Transactional e-mail is one of the areas in e-mailmarketing most marketing departments do not spend a lot of attention to. It is built as an extra function inside an eCommerce platform or other platforms and once set up, it might lose your attention quickly. So I want to talk about transactional e-mails a little.
A transactional e-mail is (as perfectly described by MailChimp) an individual e-mail triggered by action. So this means that the e-mail is not sent in bulk, but only to one recipient at a time. Transactional e-mails are actually send out a lot, from an order confirmation to a password reset link.
The difference between transactional and regular marketing e-mail is that the main purpose is not to generate money, but rather a desired action or notification as the result of an action. The lack of action could also be the action itself.
What has transactional e-mail to do with CRM?
Transactional e-mail design is especially useful when you are creating a 360 degree view of your customer
A lot of transactional e-mail resides in different applications. Having different applications communicating with your customer will generate a lot of (poorly designed) transactional e-mail. However, your customer is still on the same customer journey, and CRM is about the customer. Because your CRM will also be able to generate transactional e-mail (invoices, customer cases, et cetera), it is good to review your whole transactional e-mail design and strategy. Transactional e-mail design is especially useful when you are creating a 360 degree view of your customer. You will be able to offer customers a more consistent experience, resulting in a better customer journey.
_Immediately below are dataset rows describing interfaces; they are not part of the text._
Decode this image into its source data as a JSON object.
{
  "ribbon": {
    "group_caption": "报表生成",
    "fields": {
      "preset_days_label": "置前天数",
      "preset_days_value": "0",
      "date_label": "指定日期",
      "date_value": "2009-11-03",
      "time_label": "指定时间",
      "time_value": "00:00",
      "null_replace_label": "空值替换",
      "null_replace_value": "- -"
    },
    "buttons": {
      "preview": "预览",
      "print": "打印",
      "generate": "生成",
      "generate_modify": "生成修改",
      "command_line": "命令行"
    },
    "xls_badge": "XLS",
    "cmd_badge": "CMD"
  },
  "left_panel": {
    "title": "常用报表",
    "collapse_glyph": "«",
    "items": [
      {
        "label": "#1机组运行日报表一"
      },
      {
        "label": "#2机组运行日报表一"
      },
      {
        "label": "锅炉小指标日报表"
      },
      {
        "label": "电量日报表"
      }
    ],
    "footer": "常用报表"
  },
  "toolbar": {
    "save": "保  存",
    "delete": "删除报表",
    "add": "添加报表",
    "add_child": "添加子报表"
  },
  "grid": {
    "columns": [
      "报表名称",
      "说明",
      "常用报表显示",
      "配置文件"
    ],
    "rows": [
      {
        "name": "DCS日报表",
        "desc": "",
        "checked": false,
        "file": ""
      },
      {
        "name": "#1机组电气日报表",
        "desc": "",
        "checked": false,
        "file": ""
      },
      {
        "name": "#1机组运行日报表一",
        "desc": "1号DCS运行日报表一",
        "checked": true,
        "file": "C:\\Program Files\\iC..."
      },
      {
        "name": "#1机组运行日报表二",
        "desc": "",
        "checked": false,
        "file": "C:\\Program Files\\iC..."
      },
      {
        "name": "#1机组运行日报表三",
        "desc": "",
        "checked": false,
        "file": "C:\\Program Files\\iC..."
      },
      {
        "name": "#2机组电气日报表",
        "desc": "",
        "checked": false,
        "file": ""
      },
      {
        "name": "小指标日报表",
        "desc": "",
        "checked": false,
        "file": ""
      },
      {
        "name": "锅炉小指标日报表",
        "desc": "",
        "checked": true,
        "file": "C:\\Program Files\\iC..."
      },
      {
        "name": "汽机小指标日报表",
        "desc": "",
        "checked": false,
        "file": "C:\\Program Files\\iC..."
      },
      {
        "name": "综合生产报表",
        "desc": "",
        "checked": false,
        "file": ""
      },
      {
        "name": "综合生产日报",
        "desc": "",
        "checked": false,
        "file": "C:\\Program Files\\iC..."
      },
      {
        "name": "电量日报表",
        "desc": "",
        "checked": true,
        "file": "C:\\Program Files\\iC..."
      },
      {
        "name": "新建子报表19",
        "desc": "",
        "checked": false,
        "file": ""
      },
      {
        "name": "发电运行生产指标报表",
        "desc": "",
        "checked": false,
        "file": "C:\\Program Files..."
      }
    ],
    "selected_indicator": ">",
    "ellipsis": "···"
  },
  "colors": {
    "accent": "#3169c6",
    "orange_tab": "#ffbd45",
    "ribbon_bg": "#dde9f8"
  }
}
Common typs of transactional e-mail
Transactional e-mails are widely used. Here’s a short list of transactional e-mail types:
- Order confirmation
- Shipping confirmation
- Service inquiry
- Password forgotten
- Welcome e-mails
- Updates or notifications
- Cart abandonment
- Thank you for [something]
- We haven’t seen you for a while
Transactional e-mails are pretty common, so this list is (obviously) incomplete. It is just an idea to get you started in transactional e-mail design.
How do I design a good transactional e-mail?
If you are to set up a transactional e-mail strategy, you might want to consider send systems that are able to monitor opens, click rates and bounces. The most ideal way would be to have the results synced in your CRM or to have CRM send out transactional e-mails. Here are 5 rules to keep in mind while designing transactional e-mails.
- Stick to a template
- Be personal
- Have a clear message
- Consistent tone of voice
1. Stick to a template
Try making a template suitable for your business
Most of the times I see companies trying to modify existing system e-mail templates into a good transactional e-mail template. That should not be the way to address this, from a designer point of view. Instead, try making a template suitable for your business. This way you are communicating consistently (at least in design) with your customers or prospect. They know what to expect from you.
2. Be personal and relevant
If you want to become truly personal: adjust the e-mail to the individual
Nothing bothers as an unpersonal e-mail message. As consumers, we all know that companies hold a lot of customer information. We usually give up a lot of privacy to place an order or ask for an inquiry. So why don’t you use that information in your e-mail? Leverage the fact that people are reading e-mail on different times, depending on their work or personal schedule. If you want to hit the average person, there is research done on what times you should send your e-mail. However, if you want to become truly personal and sending the e-mails on the right time: adjust the e-mail sends to the individual. Also, think about being relevant. If your CRM is good at keeping track of your customer’s behaviour, try using that information in your e-mails.
3. Have a clear message
Less is more, when it comes to transactional e-mail
Stick to one message per e-mail. It is pretty confusing to receive a transactional e-mail that also wants to answers frequently asked questions, offers up and cross selling possibilities and ends with a survey. The fact that your e-mail sending system is having the technical capabilities of doing so doesn’t mean you should put all the available functions in one e-mail message. Less is more, when it comes to transactional e-mail.
4. Consistent tone of voice
When you are interacting with a customer, it should look like they are speaking to the same person.
Consistency is key in transactional e-mail, as you should know by now. The tone of voice in your e-mails is also something to worry about. Often, a lot of companies underestimate the importance of a consistent tone of voice. When you are interacting with a customer (on any channel), it should look like they are speaking to the same person. This means you should change the words you choose, the length of the sentences and the overall sound to your receiver.
Once you created one or two transactional e-mails, be aware that you entered an optimizing process that may never stop.
Once you created one or two transactional e-mails, be aware that you entered an optimizing process that may never stop. After all: what happens when you use different headlines for your e-mail? Are people more likely to open it or not? And what if an action triggers the e-mail send but you decide to pause the e-mail for a day or two? Does it affect the e-mail opens? The key is to experiment. Since your target audience and the relationship with your customers is unique, there are too many variables why people do or do not want to read and take action from the e-mail you sent. That is why you should always experiment with transactional e-mail.